As I said before, it is all about your ecosystem of choice. Heavy users of Microsoft products should be using SkyDrive. Those like me, who are very happy inside the Apple ecosystem, nothing beats iCloud. For Android, and otherwise, cross-platform users: those who need to use a variety of platforms, DropBox is the key to cloud storage happiness. In some cases, it is completely justifiable to use two, if not all three of the services.
Though I am a Mac and iDevice user, I still have to work with others on occasion. At my previous job, I had to use Office for many of my tasks. Had SkyDrive been around, I would definitely have used it. As it happens, I was a heavy DropBox user. We shared a lot of different types of files within the company. That did not mean that I stopped using Apple services for my own, personal use. It just meant that I had to use other services in addition to my service of choice.
I do not believe that most people are in that situation. Most of us are able to decide what is best for us, and live with it. Since all of these options have paid tiers, you might decided to take advantage of the additional storage. It is less likely you will do that if your files are scattered across two or three services that do not play nice with each other.
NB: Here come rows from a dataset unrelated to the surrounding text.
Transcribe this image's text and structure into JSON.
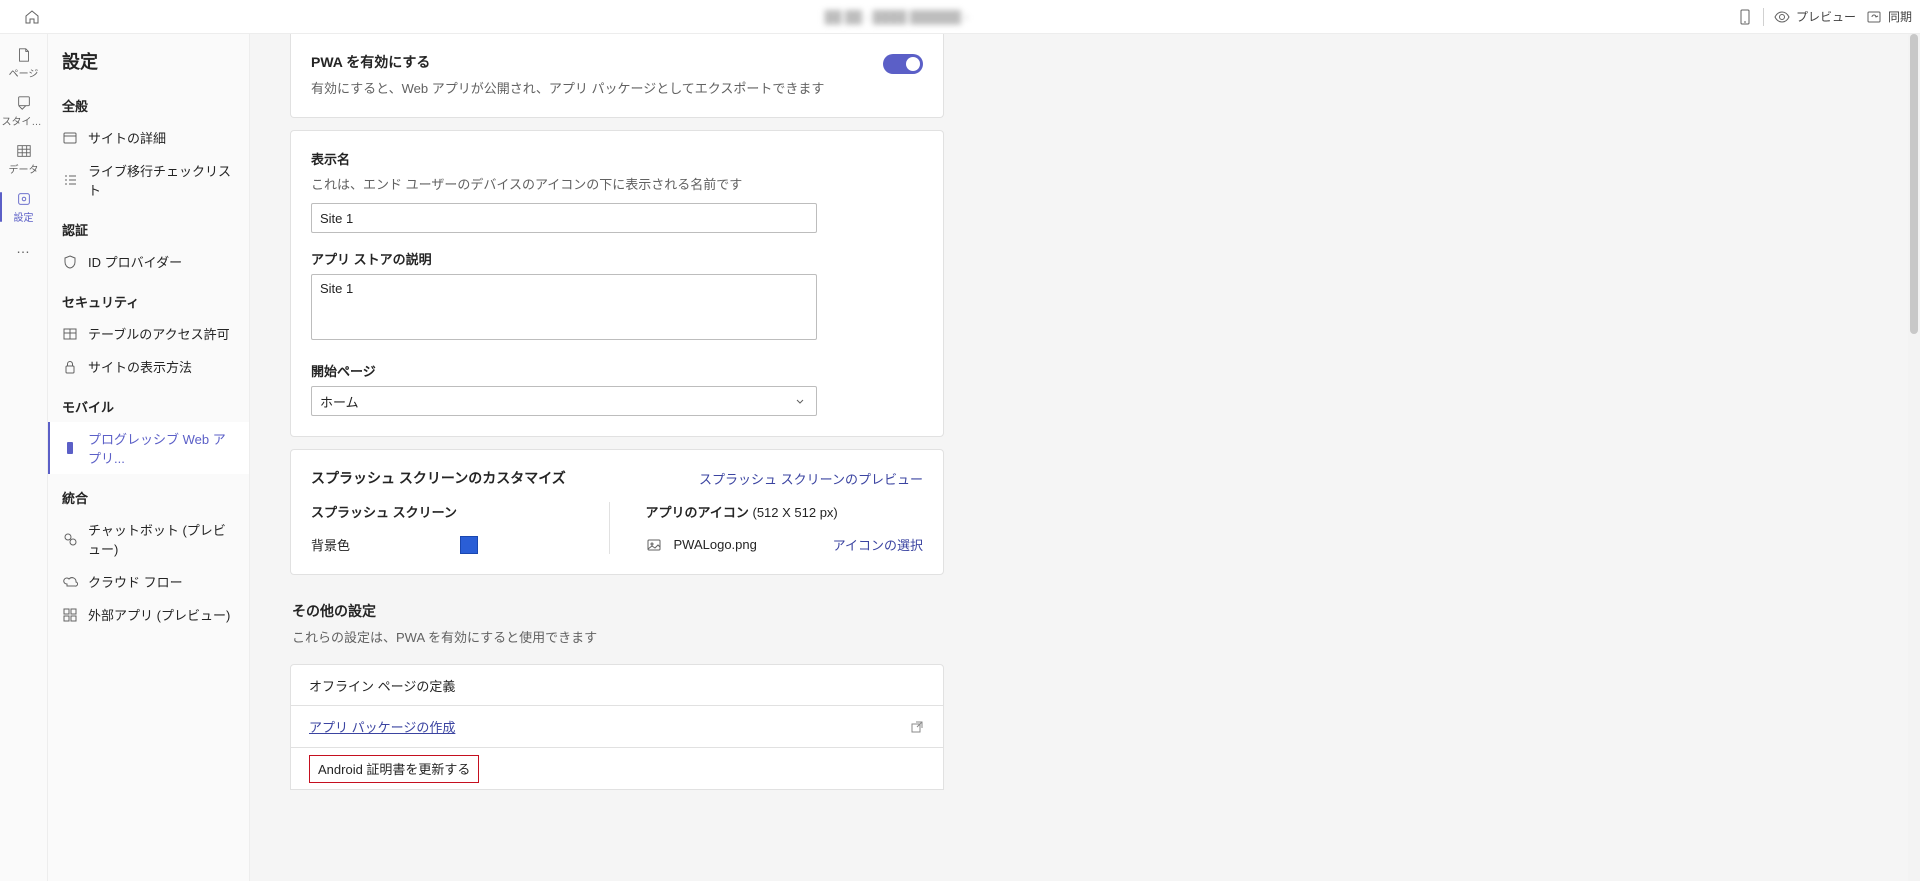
{
  "topbar": {
    "center_blur": "██ ██ - ████ ██████ ›",
    "preview": "プレビュー",
    "sync": "同期"
  },
  "rail": {
    "pages": "ページ",
    "styling": "スタイル...",
    "data": "データ",
    "settings": "設定",
    "more": "…"
  },
  "sidebar": {
    "title": "設定",
    "general": "全般",
    "site_details": "サイトの詳細",
    "golive_checklist": "ライブ移行チェックリスト",
    "auth": "認証",
    "idp": "ID プロバイダー",
    "security": "セキュリティ",
    "table_perms": "テーブルのアクセス許可",
    "site_visibility": "サイトの表示方法",
    "mobile": "モバイル",
    "pwa": "プログレッシブ Web アプリ...",
    "integration": "統合",
    "chatbot": "チャットボット (プレビュー)",
    "cloud_flow": "クラウド フロー",
    "external_apps": "外部アプリ (プレビュー)"
  },
  "pwa_card": {
    "title": "PWA を有効にする",
    "desc": "有効にすると、Web アプリが公開され、アプリ パッケージとしてエクスポートできます"
  },
  "display_card": {
    "display_name_label": "表示名",
    "display_name_desc": "これは、エンド ユーザーのデバイスのアイコンの下に表示される名前です",
    "display_name_value": "Site 1",
    "store_desc_label": "アプリ ストアの説明",
    "store_desc_value": "Site 1",
    "start_page_label": "開始ページ",
    "start_page_value": "ホーム"
  },
  "splash": {
    "title": "スプラッシュ スクリーンのカスタマイズ",
    "preview_link": "スプラッシュ スクリーンのプレビュー",
    "splash_screen": "スプラッシュ スクリーン",
    "bgcolor_label": "背景色",
    "app_icon_label": "アプリのアイコン",
    "app_icon_dims": "(512 X 512 px)",
    "icon_filename": "PWALogo.png",
    "icon_select": "アイコンの選択"
  },
  "other": {
    "header": "その他の設定",
    "desc": "これらの設定は、PWA を有効にすると使用できます",
    "offline_pages": "オフライン ページの定義",
    "create_package": "アプリ パッケージの作成",
    "android_cert": "Android 証明書を更新する"
  }
}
Having used both DropBox and iCloud for a long time, I can say that, for me, there is nothing like iCloud for the Apple ecosystem. Within that sandbox, Nothing is quite like iCloud. DropBox on Windows is only half a solution. Its saving grace is its ubiquity. It is everywhere you want to be. You might not want a Big Mac. But when you are hungry and you look around to see what is nearby, it is McDonald’s, and not some better place. You end up with the Big Mac. That is DropBox. If iCloud was cross-platform, and available in every app, there would be no more discussion. In every ecosystem, iCloud would be the clear winner. But it’s not. Therefore, cloud storage solutions cannot be narrowed down to a single winner. For the moment, there are three. The rest just seem to be pail copies of what already exists. Choose wisely.